Easily Change ‘CPU Affinity’ in Ubuntu using ‘procexp’

For those of you who haven’t heard, ‘procexp’ is an extremely powerful process explorer for GNU/Linux. Now of course, major desktops such as Gnome, KDE, XFCE etc come with a system monitor of their own, ut they’re no where near the power that ‘procexp’ gives you!.

I won’t be going into all the details as I’ve already written about it. However, even though it was not implemented back then, one of the features that caught my eyes was called ‘Set Affinity’, which basically lets you change the ‘CPU affinity’ for any given process.

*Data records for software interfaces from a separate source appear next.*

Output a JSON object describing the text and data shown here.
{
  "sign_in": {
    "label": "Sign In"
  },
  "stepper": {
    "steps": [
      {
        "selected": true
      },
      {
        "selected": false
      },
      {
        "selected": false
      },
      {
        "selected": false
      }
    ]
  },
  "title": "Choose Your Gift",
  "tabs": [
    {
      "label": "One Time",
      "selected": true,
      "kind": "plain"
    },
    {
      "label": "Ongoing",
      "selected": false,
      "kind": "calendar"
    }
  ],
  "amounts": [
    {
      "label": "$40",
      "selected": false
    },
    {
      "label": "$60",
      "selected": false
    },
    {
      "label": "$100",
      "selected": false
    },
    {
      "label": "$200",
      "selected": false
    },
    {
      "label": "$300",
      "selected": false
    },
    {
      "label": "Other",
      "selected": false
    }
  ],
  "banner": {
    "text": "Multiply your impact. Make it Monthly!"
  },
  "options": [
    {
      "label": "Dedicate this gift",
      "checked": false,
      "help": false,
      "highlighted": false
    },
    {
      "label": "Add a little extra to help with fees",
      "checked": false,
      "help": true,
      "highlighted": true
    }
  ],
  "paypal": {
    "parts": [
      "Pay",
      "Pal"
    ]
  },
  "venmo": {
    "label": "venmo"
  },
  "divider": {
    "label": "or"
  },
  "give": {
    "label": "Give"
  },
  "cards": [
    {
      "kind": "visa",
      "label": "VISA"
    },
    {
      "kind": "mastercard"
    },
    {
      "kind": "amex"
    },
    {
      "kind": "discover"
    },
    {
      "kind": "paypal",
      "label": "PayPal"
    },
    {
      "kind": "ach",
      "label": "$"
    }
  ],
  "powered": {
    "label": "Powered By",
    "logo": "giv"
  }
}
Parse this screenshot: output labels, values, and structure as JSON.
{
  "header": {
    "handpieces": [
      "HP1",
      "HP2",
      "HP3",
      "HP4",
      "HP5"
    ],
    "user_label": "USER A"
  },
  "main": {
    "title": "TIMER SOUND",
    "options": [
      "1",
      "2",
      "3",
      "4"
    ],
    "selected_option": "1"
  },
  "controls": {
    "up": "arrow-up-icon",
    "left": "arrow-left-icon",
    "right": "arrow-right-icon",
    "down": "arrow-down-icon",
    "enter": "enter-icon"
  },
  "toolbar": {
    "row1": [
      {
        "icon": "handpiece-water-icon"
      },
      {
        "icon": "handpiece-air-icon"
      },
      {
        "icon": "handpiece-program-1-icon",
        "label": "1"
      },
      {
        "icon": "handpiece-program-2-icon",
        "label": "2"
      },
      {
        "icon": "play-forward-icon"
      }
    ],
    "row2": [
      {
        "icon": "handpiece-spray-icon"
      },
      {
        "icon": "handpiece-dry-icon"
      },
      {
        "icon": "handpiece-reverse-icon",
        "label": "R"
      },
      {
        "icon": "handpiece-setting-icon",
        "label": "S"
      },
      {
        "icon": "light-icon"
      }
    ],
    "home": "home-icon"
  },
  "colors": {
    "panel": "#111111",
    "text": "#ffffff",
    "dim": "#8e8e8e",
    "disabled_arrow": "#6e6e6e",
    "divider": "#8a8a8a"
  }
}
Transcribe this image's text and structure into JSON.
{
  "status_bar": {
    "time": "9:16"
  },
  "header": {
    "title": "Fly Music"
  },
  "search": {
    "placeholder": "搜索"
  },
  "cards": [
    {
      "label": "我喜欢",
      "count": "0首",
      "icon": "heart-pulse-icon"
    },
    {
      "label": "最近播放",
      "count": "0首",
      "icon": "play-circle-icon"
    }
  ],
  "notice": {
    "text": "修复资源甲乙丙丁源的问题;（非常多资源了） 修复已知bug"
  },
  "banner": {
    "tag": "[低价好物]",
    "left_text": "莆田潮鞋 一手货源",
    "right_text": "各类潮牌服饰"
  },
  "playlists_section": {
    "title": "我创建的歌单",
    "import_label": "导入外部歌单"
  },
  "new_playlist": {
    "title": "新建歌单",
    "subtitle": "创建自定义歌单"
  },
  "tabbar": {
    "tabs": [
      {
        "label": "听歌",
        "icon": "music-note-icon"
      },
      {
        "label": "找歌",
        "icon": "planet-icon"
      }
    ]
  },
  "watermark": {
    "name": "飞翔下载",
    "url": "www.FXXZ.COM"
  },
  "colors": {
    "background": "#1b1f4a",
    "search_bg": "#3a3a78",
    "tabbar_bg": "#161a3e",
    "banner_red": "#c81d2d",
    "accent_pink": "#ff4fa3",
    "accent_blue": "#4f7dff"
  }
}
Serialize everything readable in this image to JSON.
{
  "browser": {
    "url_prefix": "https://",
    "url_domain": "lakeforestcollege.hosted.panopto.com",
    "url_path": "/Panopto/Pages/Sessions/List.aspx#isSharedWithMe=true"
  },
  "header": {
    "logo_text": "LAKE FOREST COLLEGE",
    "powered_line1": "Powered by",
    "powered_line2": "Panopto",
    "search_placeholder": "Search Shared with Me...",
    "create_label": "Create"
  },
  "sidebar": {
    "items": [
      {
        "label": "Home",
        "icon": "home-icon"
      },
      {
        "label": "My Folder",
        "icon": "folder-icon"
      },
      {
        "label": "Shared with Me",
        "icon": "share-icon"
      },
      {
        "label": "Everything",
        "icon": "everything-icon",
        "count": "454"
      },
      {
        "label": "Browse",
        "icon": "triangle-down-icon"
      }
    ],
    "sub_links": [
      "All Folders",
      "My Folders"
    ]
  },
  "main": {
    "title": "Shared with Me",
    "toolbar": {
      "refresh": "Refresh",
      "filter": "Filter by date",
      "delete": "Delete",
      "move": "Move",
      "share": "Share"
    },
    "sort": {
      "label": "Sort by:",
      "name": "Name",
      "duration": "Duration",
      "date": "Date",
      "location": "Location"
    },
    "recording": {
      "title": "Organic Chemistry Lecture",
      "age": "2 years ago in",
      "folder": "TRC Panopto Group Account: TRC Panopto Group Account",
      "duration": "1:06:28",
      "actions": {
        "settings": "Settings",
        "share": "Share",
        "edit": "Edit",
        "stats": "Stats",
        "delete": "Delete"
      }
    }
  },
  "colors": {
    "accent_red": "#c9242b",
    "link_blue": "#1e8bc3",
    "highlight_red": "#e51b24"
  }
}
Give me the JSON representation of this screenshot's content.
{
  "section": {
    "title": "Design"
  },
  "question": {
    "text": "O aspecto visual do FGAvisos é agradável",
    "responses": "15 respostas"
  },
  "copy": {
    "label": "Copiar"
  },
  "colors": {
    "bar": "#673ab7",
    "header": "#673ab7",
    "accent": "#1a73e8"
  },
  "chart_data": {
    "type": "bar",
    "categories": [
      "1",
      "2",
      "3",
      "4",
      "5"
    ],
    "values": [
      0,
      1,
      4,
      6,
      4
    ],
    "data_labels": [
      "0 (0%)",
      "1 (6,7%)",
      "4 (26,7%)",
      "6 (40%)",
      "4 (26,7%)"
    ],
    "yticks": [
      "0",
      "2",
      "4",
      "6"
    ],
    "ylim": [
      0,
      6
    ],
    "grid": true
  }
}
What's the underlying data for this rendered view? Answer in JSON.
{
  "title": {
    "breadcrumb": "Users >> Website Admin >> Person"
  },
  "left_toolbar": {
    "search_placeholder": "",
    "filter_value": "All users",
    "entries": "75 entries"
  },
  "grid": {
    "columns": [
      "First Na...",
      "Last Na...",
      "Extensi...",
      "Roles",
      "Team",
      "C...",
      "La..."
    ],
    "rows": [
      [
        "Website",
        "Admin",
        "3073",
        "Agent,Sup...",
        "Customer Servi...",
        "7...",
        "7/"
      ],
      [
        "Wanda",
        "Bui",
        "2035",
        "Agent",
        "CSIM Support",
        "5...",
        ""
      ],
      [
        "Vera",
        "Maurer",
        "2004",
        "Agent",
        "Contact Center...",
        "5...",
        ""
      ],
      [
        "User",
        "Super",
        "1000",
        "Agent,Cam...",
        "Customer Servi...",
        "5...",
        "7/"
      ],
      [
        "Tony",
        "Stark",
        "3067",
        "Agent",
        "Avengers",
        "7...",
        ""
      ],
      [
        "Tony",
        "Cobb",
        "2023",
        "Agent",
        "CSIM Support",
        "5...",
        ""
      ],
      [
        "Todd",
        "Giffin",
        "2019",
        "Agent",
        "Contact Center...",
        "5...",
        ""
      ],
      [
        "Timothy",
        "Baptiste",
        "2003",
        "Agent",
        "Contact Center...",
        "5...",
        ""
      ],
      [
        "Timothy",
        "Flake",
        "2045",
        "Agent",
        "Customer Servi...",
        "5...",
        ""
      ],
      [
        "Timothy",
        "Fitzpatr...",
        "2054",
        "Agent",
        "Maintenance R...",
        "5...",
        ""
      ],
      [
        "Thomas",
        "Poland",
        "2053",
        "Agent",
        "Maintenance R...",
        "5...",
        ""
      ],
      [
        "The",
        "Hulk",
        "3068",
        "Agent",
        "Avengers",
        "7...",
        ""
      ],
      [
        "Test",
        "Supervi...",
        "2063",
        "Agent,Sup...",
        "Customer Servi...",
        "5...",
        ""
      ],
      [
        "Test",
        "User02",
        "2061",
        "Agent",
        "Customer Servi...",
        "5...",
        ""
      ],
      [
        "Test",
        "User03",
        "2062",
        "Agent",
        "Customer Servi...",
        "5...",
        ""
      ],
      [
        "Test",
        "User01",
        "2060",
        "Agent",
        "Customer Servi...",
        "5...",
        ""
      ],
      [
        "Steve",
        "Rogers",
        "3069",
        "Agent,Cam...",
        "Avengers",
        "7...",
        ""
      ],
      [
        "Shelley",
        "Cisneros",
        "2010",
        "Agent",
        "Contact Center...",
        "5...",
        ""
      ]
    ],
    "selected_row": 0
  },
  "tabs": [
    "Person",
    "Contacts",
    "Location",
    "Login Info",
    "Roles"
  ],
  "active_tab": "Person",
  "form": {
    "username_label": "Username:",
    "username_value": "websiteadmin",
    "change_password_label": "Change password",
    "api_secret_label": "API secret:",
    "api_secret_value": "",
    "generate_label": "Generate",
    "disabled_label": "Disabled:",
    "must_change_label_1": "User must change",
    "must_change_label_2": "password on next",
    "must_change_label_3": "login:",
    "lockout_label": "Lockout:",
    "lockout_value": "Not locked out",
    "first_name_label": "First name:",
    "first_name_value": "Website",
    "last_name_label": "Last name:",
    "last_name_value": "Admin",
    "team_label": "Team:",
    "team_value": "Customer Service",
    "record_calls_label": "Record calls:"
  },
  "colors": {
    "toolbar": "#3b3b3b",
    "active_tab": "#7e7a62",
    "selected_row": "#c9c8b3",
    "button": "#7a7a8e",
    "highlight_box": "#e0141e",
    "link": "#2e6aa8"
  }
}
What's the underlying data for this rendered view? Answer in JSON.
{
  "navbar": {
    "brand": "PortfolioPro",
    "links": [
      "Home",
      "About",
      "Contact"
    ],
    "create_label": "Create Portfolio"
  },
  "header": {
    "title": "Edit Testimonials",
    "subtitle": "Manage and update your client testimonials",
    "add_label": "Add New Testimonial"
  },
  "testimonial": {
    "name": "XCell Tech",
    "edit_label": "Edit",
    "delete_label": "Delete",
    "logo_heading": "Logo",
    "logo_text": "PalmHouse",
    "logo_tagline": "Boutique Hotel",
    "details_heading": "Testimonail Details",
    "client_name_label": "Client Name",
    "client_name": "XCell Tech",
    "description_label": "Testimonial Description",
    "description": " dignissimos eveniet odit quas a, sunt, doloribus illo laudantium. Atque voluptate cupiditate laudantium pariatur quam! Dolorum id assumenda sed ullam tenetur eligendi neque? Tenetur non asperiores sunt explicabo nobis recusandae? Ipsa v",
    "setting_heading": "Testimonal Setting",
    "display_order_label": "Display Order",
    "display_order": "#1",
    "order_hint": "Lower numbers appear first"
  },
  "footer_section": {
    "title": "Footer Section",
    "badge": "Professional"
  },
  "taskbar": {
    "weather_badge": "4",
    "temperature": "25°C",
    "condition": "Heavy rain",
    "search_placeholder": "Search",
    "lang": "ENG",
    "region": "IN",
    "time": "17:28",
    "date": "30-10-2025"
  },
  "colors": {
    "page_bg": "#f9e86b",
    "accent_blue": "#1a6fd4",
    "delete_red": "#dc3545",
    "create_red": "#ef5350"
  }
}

As far as I know, there are no GUI tools in GNU/Linux that lets you do that, although you can use the ‘taskset’ command for achieving that, but that is not user-friendly at all.

Set-affinity-setting-in-procexp

But out of no reason, I just installed it again on Ubuntu (to see what’s new etc) and just realized that changing CPU affinity using ‘procexp’ is now just few clicks away!. I have tested it with few CPU intensive processes (including ‘cpuburn‘) and it worked like a charm.

Change-CPU-affinity-using-procexp-Ubuntu-12.10

There is however, a small drawback in ‘procexp’ (I cannot recall whether I encounter that in my previous article). It’s that, you can’t change the ‘order’ of the processes by clicking on the ‘Information Fields’ in ‘procexp’.

For example, I clicked on the ‘CPU’ field, hoping that the more CPU intensive tasks will be shown at the top, but nothing happened :/ (this is also the same with other tabs as well). Other than that, ‘procexp’ is an elegant little tool!.

I have installed it without any issues in Ubuntu 12.10 and if intersted, then please go to this page and download the latest ‘deb’ package. Once the download completes, double click on it and Ubuntu Software Center will take care the rest for you.

P.S: If you don’t know what ‘CPU affinity’ is, then it’s probably best to let the OS handle it for you ;-).

An RHCE, 'Linux' user with 14+ years of experience. Extreme lover of Linux and FOSS. He is passionate to test every Linux distribution & compare with the previous release to write in-depth articles to help the FOSS community.

Leave a Comment

This site uses Akismet to reduce spam. Learn how your comment data is processed.

0 Shares
Tweet
Share
Share
Pin